▶ **GOAL OF THE EXERCISE**:
In the records below, find each line holding the word "into" and copy it.

▶ **SOURCE DATA**:
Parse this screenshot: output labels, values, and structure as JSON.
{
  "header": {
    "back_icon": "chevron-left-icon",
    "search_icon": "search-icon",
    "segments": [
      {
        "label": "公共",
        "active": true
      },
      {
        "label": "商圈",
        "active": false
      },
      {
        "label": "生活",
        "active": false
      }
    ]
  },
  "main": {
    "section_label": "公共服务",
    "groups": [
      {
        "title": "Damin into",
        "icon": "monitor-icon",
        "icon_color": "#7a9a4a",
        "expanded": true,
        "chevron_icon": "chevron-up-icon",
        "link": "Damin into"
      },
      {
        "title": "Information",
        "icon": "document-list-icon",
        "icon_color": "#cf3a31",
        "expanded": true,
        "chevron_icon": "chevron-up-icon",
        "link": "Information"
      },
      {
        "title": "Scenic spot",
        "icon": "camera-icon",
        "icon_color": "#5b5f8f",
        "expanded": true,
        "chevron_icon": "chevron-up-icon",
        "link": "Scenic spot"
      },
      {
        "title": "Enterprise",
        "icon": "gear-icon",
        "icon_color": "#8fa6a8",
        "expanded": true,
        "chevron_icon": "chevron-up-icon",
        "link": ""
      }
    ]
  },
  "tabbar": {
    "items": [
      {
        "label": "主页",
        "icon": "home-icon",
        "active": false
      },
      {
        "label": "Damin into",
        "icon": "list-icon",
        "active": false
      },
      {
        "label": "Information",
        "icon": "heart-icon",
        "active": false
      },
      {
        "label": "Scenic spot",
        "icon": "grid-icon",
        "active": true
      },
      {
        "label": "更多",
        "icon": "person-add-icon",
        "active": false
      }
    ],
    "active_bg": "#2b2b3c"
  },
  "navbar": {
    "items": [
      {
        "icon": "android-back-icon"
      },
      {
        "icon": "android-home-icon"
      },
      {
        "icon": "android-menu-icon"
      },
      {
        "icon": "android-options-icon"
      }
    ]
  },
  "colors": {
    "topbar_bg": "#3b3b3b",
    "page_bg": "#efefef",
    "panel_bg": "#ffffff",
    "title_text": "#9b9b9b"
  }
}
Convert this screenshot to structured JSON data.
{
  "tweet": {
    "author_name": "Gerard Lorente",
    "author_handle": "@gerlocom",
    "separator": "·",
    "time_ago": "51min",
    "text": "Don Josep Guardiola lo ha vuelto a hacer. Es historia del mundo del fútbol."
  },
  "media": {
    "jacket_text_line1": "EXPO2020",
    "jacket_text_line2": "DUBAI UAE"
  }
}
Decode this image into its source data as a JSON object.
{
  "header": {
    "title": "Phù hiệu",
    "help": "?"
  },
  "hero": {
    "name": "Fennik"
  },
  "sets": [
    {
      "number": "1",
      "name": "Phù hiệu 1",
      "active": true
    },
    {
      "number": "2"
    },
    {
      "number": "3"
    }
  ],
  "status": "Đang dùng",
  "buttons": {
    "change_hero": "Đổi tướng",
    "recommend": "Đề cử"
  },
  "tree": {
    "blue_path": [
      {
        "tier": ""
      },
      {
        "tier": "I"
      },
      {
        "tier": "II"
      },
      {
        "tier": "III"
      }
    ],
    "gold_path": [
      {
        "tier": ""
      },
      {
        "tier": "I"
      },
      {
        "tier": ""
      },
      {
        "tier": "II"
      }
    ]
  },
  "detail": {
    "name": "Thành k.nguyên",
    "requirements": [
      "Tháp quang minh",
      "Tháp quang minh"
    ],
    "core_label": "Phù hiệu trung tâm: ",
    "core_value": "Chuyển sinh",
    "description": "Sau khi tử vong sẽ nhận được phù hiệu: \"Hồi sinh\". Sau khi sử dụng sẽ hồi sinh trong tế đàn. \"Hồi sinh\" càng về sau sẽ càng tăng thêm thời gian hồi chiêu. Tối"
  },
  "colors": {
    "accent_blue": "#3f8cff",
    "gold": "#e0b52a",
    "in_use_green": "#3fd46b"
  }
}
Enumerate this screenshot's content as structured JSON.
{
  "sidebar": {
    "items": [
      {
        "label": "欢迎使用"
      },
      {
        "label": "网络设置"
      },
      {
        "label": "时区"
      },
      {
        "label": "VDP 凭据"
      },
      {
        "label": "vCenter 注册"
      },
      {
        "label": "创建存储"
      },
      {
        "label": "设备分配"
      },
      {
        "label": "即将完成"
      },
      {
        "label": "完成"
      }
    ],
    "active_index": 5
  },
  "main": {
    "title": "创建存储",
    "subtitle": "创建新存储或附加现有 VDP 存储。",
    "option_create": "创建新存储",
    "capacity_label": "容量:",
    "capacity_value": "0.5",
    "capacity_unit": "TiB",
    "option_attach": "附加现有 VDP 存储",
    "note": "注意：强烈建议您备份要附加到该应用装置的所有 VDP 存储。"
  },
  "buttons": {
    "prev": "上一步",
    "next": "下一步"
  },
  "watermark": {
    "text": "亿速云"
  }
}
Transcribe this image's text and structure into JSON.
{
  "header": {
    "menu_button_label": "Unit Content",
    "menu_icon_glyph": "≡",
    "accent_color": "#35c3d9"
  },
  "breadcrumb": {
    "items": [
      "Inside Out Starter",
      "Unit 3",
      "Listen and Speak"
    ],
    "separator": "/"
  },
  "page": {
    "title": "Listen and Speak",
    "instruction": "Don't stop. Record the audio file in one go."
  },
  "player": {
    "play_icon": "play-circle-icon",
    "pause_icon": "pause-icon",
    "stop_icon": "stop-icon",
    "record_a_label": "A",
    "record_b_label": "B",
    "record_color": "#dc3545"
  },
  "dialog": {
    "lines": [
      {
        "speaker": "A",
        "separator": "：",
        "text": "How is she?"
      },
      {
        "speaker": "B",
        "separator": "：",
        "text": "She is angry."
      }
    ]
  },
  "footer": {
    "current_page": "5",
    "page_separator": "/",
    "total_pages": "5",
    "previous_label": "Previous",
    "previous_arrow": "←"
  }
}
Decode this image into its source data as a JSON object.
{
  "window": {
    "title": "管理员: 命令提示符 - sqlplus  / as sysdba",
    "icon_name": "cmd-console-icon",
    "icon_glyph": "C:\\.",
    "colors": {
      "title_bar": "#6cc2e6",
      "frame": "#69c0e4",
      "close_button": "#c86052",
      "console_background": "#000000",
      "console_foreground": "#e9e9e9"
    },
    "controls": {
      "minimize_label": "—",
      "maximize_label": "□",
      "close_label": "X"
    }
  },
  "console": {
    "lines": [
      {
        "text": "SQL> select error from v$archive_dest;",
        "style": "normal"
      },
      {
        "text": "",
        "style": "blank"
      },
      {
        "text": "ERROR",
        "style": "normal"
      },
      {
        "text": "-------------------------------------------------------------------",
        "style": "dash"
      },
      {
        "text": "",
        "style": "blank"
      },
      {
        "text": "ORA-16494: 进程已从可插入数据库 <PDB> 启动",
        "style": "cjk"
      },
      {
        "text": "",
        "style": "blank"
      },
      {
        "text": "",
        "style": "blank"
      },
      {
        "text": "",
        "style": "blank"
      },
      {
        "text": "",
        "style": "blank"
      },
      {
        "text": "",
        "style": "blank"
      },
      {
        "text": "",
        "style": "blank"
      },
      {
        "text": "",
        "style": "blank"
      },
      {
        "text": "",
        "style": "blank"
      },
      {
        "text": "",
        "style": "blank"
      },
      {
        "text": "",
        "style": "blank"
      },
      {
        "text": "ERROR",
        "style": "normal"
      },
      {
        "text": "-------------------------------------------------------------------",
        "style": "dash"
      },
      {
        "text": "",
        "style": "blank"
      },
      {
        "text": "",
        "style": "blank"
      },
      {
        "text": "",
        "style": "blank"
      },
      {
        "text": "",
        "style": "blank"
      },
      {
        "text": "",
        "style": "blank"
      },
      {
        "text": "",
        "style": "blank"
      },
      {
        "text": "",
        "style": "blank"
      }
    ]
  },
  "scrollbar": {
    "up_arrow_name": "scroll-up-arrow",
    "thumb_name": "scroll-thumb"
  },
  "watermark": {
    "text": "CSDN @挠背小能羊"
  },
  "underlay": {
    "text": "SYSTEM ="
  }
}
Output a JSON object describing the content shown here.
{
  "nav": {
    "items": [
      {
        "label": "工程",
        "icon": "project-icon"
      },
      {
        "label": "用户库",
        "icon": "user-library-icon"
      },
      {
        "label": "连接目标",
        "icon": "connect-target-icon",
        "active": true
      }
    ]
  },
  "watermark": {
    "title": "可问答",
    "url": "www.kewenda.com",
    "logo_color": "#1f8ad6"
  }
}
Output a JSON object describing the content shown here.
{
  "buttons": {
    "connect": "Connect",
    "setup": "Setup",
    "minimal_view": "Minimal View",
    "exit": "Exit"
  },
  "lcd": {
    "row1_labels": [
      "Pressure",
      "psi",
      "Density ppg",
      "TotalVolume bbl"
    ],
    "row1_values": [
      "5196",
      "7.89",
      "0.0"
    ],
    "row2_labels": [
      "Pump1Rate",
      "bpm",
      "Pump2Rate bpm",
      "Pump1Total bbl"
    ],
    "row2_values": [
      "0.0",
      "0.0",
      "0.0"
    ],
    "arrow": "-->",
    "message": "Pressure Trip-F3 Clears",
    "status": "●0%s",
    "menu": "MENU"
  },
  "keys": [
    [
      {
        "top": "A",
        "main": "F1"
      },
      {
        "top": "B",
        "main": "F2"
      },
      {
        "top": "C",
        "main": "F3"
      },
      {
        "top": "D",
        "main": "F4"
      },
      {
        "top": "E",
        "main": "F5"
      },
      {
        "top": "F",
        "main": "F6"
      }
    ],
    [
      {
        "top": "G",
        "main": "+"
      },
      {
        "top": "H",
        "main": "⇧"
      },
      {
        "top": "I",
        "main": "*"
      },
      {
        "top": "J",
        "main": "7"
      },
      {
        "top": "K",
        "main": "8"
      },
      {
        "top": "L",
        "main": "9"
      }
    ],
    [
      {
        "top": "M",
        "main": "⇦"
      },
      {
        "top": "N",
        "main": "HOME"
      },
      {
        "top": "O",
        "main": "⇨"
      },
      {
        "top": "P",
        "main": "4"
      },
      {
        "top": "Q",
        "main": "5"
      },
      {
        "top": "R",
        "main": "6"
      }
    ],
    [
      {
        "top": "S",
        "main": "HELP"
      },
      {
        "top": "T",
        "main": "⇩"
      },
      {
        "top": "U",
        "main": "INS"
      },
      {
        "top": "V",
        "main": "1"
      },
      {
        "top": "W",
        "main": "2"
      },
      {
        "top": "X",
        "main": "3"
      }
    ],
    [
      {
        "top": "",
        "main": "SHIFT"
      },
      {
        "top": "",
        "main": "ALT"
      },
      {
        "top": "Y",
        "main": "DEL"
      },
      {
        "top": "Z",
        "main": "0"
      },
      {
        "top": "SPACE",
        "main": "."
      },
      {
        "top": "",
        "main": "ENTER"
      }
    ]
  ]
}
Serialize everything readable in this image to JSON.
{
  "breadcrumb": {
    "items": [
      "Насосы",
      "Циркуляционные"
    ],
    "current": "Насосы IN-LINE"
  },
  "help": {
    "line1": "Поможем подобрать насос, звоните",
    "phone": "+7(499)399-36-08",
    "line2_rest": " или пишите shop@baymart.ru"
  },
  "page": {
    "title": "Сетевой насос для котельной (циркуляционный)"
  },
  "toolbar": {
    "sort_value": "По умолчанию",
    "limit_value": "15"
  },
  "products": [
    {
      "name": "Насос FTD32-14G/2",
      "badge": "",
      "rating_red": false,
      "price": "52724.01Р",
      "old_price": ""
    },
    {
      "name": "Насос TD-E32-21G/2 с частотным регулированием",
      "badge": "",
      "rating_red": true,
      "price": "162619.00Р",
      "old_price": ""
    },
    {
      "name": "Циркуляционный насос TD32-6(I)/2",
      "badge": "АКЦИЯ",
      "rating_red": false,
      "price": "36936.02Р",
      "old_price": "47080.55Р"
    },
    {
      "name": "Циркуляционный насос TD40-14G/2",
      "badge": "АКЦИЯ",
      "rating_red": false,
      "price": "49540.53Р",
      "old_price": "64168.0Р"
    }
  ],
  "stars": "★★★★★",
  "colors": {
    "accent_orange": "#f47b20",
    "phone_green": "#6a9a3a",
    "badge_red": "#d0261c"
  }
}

▶ **TASK RESULT**:
        "title": "Damin into",
        "link": "Damin into"
        "label": "Damin into",
Decode this image into its source data as a JSON object.
Transcribe this image's text and structure into JSON.
Decode this image into its source data as a JSON object.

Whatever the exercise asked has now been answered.